Graduating students in Saint Joseph’s M.S. in health administration program spent their final semester balancing school with responding to a global pandemic.
Philadelphia is a hub for world-class hospitals and health systems. While this gives Saint Joseph’s students looking to pursue a profession in medicine ample opportunity for hands-on learning, they also face stiff competition in being admitted to professional school and finding a job afterward.
To help students become more competitive, Michael McCann ’87, Ph.D., professor of biology, created the Pathways to Medical Professions (PMP) program at Saint Joseph’s. Launched in fall 2019, the program currently has about 40 participants.
“The idea for the program came from actually talking to and working with Saint Joseph’s alumni who are currently working in medicine,” says McCann. “By adding structure and formality to resources that Saint Joseph’s already had, we’ve been able to construct this program that we think will provide immense benefit to our students.”
Currently open to freshmen and sophomore biology majors, the program’s curriculum gives participants an opportunity to explore different fields within medicine and offers support through mentorship from upperclassmen and alumni. To supplement mentorship, students submit written reflections at the end of each semester and showcase their work in an e-portfolio for the duration of the program.
One of the strengths Pathways is able to draw from is the community of more than 2,000 Saint Joseph’s alumni who now work in medicine and health care. Participants have also been able to access experiences and expertise through the program’s partnership with nearby Lankenau Medical Center, McCann says.
Matthew Nelson, Ph.D., assistant professor of biology and director of the PMP program, says his goals for program participants center around preparing them for the rigorous task of applying to professional schools after their undergraduate careers come to an end.
“We’ve built the program around years of knowing what students need to get into professional school, the sort of experiences and tangible assets that are valued by admissions committees, and helping them prepare for that process,” says Nelson.
The program has continued even as courses have moved online due to the COVID-19 pandemic. Nelson says there will be a virtual meeting with students to discuss assignments and mentoring, and he also hopes to bring a guest speaker from medical admissions.
We’ve built the program around years of knowing what students need to get into professional school, the sort of experiences and tangible assets that are valued by admissions committees, and helping them prepare for that process.”
The students also attended a virtual event with Bartholomew Tortella, M.D. ‘75. Tortella was originally scheduled to visit Nelson’s physiology class to discuss trauma surgery. But after the pandemic began to dominate the news, he changed the topic to COVID-19 and the now-virtual lecture was opened up to Pathways students, along with the rest of the University community and alumni.
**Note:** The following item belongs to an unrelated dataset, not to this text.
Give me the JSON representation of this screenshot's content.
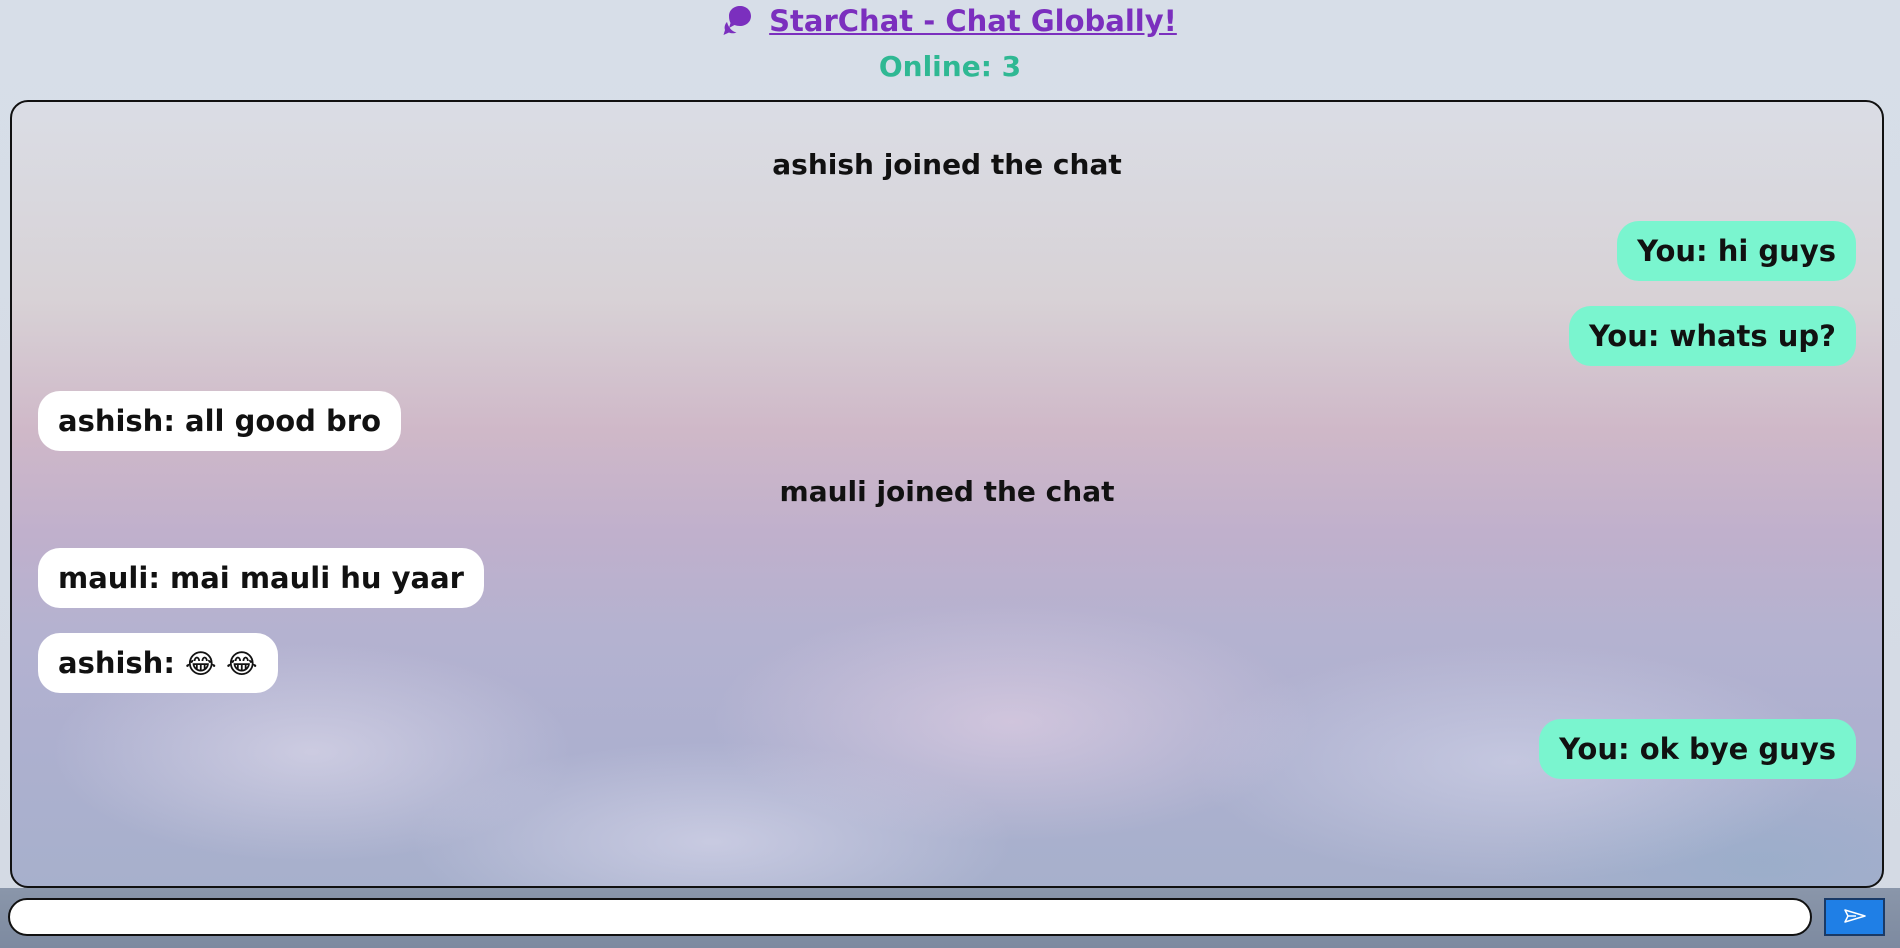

“We need to be continually vigilant,” Tortella said, who during the lecture discussed in detail how the virus is spread and travels through the body. “The numbers will climb exponentially, which means the largest increases will be in the last few days of the epidemic and then turn down. So please stay safe, stay isolated, make prudent trips outside for necessary things like groceries and medical care and then watch for those yellow Xs on the grocery store floor so you do stay that six feet apart.”
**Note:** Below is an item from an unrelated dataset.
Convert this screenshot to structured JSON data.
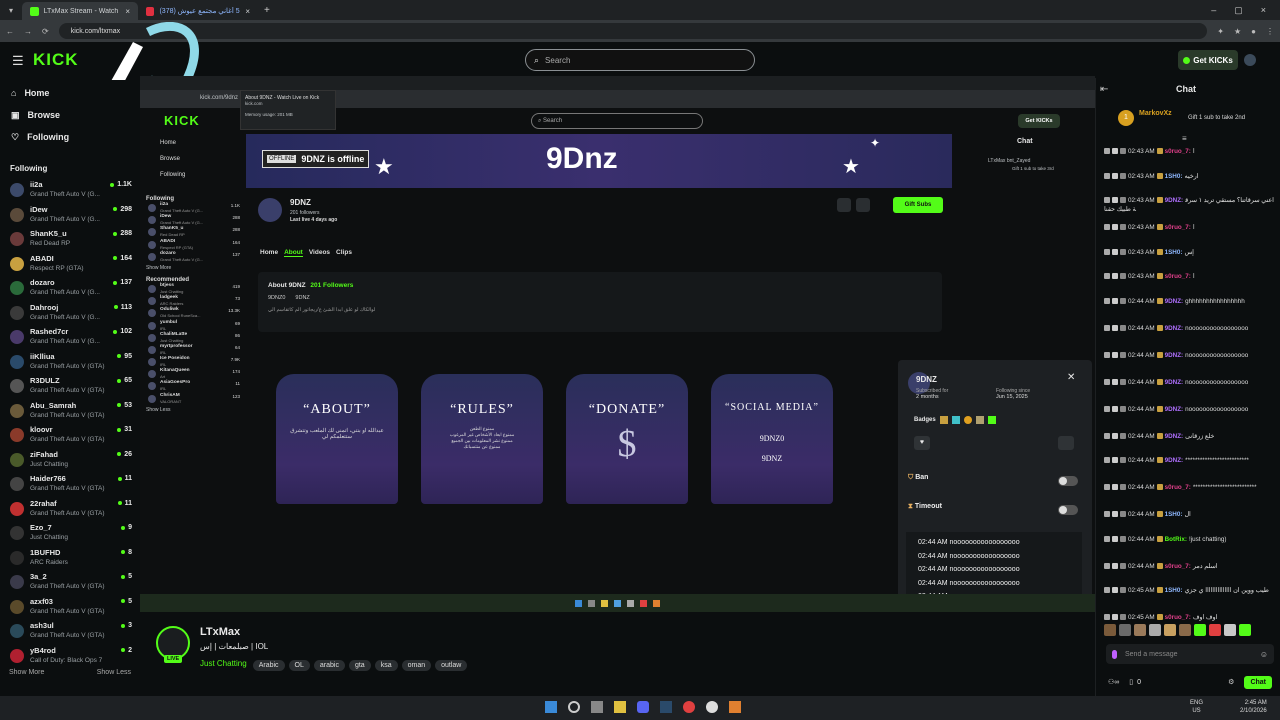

Teagan McCarthy ‘22, a sophomore who hopes to one day become a physician, says the program is already benefiting her.
“I’m involved with a lot of things on campus that are supposed to be helping me towards my goals,” says McCarthy. “But the reflections in particular kind of force me to sit back and analyze my experiences each semester, which will be really helpful for when I'm applying to medical school.”
McCarthy will enter her junior year in the fall, but that doesn’t mean her involvement in the program will stop. She plans on sticking around as a mentor to underclassmen, passing along some of the guidance and wisdom that was shared with her.
Like McCarthy, Nelson looks forward to the future of the program, preparing Saint Joseph’s students for the road ahead.
“Pre-health students at SJU do an amazing job of preparing themselves for getting into professional school, and the Pathways program is designed to help them even more,” Nelson says. “However, I hope that through reflection, students can gain insight into the importance of their activities and how they will help them in their future careers.”